As we started pedaling towards the race, any heart to compete was gone. I was about to compete in one of the most enjoyable events on this earth, and my heart to do it wasn’t there. After we arrived in transition and began setting up, I met the usual suspects and competitors, but I couldn’t put on the game face and game heart that I usually do. I debriefed the event a little bit with Linda and the boys, as well as Randy Whitt, but there was no one to go up to and say, “I am not OK.”
I wasn’t OK.
Danielle was worse off than me. Her mind was elsewhere and she completed only two of the three required bike laps. She got disqualified from the race and was beyond mad. She knew that she was doing well when her DQ happened and can compete at the highest of levels. It broke my heart to see her investment in travel and preparation turn into anger.
Even at the end-of-the-day ceremonies, my head was still not on right. I was literally a second or two from being hit by a drunk driver.
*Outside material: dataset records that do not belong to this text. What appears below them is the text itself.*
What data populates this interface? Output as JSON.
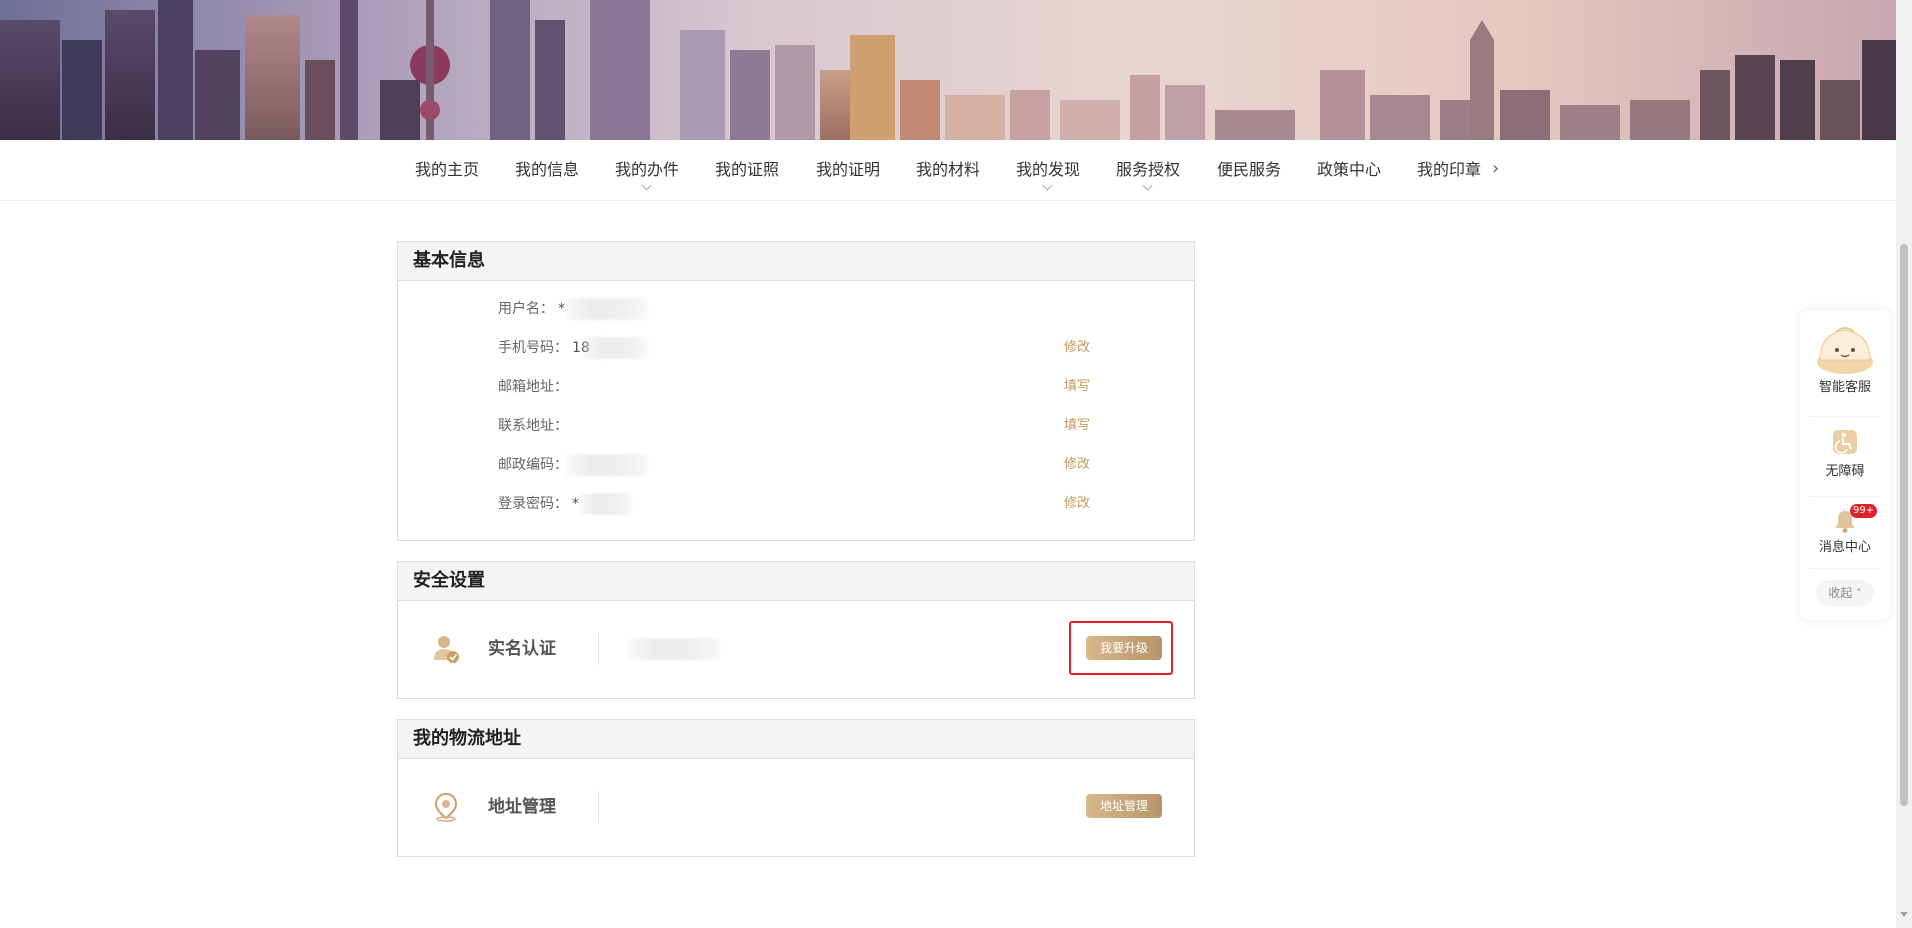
{
  "nav": {
    "items": [
      "我的主页",
      "我的信息",
      "我的办件",
      "我的证照",
      "我的证明",
      "我的材料",
      "我的发现",
      "服务授权",
      "便民服务",
      "政策中心",
      "我的印章"
    ],
    "next_icon": "chevron-right-icon"
  },
  "basic_info": {
    "title": "基本信息",
    "rows": [
      {
        "label": "用户名：",
        "value": "*",
        "action": ""
      },
      {
        "label": "手机号码：",
        "value": "18",
        "action": "修改"
      },
      {
        "label": "邮箱地址：",
        "value": "",
        "action": "填写"
      },
      {
        "label": "联系地址：",
        "value": "",
        "action": "填写"
      },
      {
        "label": "邮政编码：",
        "value": "",
        "action": "修改"
      },
      {
        "label": "登录密码：",
        "value": "*",
        "action": "修改"
      }
    ]
  },
  "security": {
    "title": "安全设置",
    "item_label": "实名认证",
    "button_label": "我要升级",
    "icon": "verified-user-icon"
  },
  "logistics": {
    "title": "我的物流地址",
    "item_label": "地址管理",
    "button_label": "地址管理",
    "icon": "location-pin-icon"
  },
  "float_panel": {
    "service_label": "智能客服",
    "accessibility_label": "无障碍",
    "message_label": "消息中心",
    "message_badge": "99+",
    "collapse_label": "收起"
  },
  "colors": {
    "accent": "#c49a5e",
    "highlight": "#e0232b",
    "badge": "#e0232b"
  }
}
I got to see the aftermath of the cost of the decision that woman made and my desire to athletically perform wasn’t what it could have been.
Yet, the results at the end of the race show that I did well. I moved up my ranking 4 places on the first race, and I did well enough in the second race to win the title, “Kind of the Mountain,” for my efforts climbing up Ohio Street. As I walked to the TeamUSA table to initial a form and confirm my willingness and interest to represent the USA in Spain at Worlds next year, I couldn’t help but think about the hysterical driver, whose world had been changed a few hours earlier. I wondered if she lost her job…I wondered if everyone was OK.
But, I got to see Joy. I got to see Danielle connect with other really fit and fast women of the sort that she would not otherwise get to meet in our hometown. That made my day as much as the accident unmade my day. Getting to know and compete with those other women may bring her back, ever after an awful first experience.
Ken Nakata beat me (about time!) and others whom I just got to meet made it onto the podium. My wife and sons got to see the best of the best go all out, and our joint efforts set an example of what hard work can and should look like.
After the race was over, Danielle sent me a link to an article published in the newspaper about the story.
Two days off before training for Zofing